We’re in the throes of production season these days. Rehearsals, concerts, shows, and performances dominate our schedule these months as we shove lessons, writing goals, fundraising events, and required human maintenance in the cracks between. By the time I get to Friday I feel like I’ve squeezed out every last drop of value I have to offer. I feel resentment creeping over me when I scroll through social media and see the beautiful things other people are producing. I feel apathy when I open a word document and try to type something meaningful. I feel overwhelmed when I pick up my planner and look at the weeks to come and the tasks within them. I feel uninspired, lethargic, and slightly bitter at all the things other people can manage to pull off.
These feelings are bright red flags waving me down and telling me to stop the output and find some input.
It’s easy to get caught in a one-way pattern of production. Of always giving outward, of constantly pressing forward, of never releasing yourself of the need to produce. I say this from experience. I so often find myself using productivity as the barometer of a well-spent day. Did I stay on task? Did I work hard without stopping? Did I accomplish and achieve? Did I check all those boxes off my to-do list? If not, I feel an overpowering guilt for being lazy, useless, an non-contributive member of society.
I push too hard past my quota to avoid this guilt. I do one more thing instead taking a break. Or, more likely, I attempt to do one more thing but acting from a depleted tank results in little of value. Sloppily written words, ambling tidying of the house, distracted piano practicing that looks more like phone scrolling.
I strain for production when my soul is craving to be refilled.
So I’m creating a new rhythm. I’m moving in cyclical motion rather than always pressing forward. Fill up, pour out, repeat. Input, output, repeat.
It’s not just about taking a break. Taking breaks isn’t hard for me. Its easy for me to sleep until ten and then watch Netflix and eat pizza the rest of the day. But that’s not the kind of rest I’m after. That’s not the soul-filling refreshment I need at the end of these long weeks.
Come Friday night, after the content for the week have been released, after I’ve shared and tweeted and posted, I press down those brightly colored apps until they wiggle, then hit the X in the corner. I log off, I delete apps, I plug my phone into the wall and I walk away. I close the door behind my last student, I put the binder of music in the bench and shut the lid, I resort to left overs and take out. I don’t answer the all the texts or respond to the snaps. I close the curtain on my windows. I turn off alarms and agendas. I don’t run for speed or distance. I say no to output.
On Saturdays I sleep until the sun wakes me up. I go on leisurely walks. I turn on uplifting music. I read the things other people have put out this week. I listen to thoughtful podcasts while I leisurely sweep the floor. I sip coffee because I like the flavor, not because I need to wake up. I sit in a sanctuary and hear the Word of God preached. I linger on the couch with a pile of books piled up beside me. I curl up beside my husband and we watch a movie with a plate of cookies. I say yes to input.

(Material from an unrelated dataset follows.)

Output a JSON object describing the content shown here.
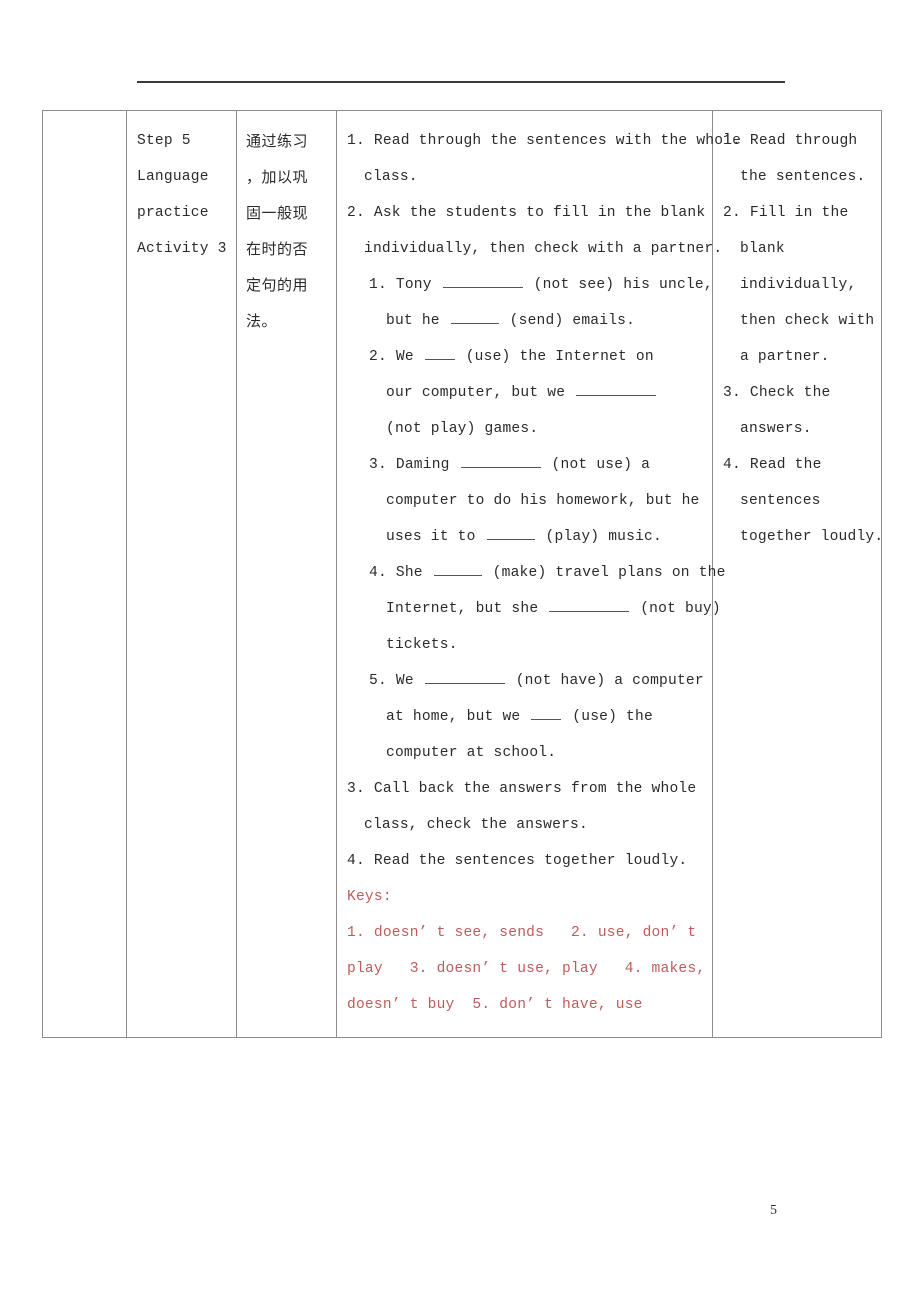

I must be filled up if I am to be poured out. I must put good content in if I ever expect to put good content out. We cannot keep moving in one direction without ever retreating from the forward motion.
Input. Output. Repeat.
What will you fill your soul up with this weekend so that come Monday morning you will have valuable and substantial output to offer your world?